**Work required**
Go through the entries below and copy each line that holds the word "Melody".

(Data entries)
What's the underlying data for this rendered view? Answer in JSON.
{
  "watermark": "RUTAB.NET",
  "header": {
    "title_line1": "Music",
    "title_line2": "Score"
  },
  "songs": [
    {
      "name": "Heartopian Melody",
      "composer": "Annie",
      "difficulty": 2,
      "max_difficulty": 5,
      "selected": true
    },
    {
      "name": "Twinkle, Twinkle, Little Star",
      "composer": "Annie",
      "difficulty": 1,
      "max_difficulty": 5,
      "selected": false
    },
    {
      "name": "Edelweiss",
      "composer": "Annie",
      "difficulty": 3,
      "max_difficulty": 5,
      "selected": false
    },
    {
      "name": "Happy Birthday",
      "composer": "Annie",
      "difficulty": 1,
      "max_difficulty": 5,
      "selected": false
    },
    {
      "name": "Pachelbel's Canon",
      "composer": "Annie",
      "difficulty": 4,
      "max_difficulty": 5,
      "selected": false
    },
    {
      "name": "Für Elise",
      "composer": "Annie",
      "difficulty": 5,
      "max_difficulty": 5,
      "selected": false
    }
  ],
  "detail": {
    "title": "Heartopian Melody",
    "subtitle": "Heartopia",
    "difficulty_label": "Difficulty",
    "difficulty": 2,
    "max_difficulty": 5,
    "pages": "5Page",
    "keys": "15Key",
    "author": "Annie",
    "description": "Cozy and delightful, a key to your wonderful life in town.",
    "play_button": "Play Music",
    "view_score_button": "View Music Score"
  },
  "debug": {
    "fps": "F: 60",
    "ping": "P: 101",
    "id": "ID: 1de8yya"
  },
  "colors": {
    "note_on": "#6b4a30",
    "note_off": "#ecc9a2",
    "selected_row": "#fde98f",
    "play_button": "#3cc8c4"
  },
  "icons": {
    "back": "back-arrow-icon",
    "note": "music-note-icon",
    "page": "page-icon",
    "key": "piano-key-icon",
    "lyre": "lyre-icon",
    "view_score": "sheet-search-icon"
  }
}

**Task answer**
      "name": "Heartopian Melody",
    "title": "Heartopian Melody",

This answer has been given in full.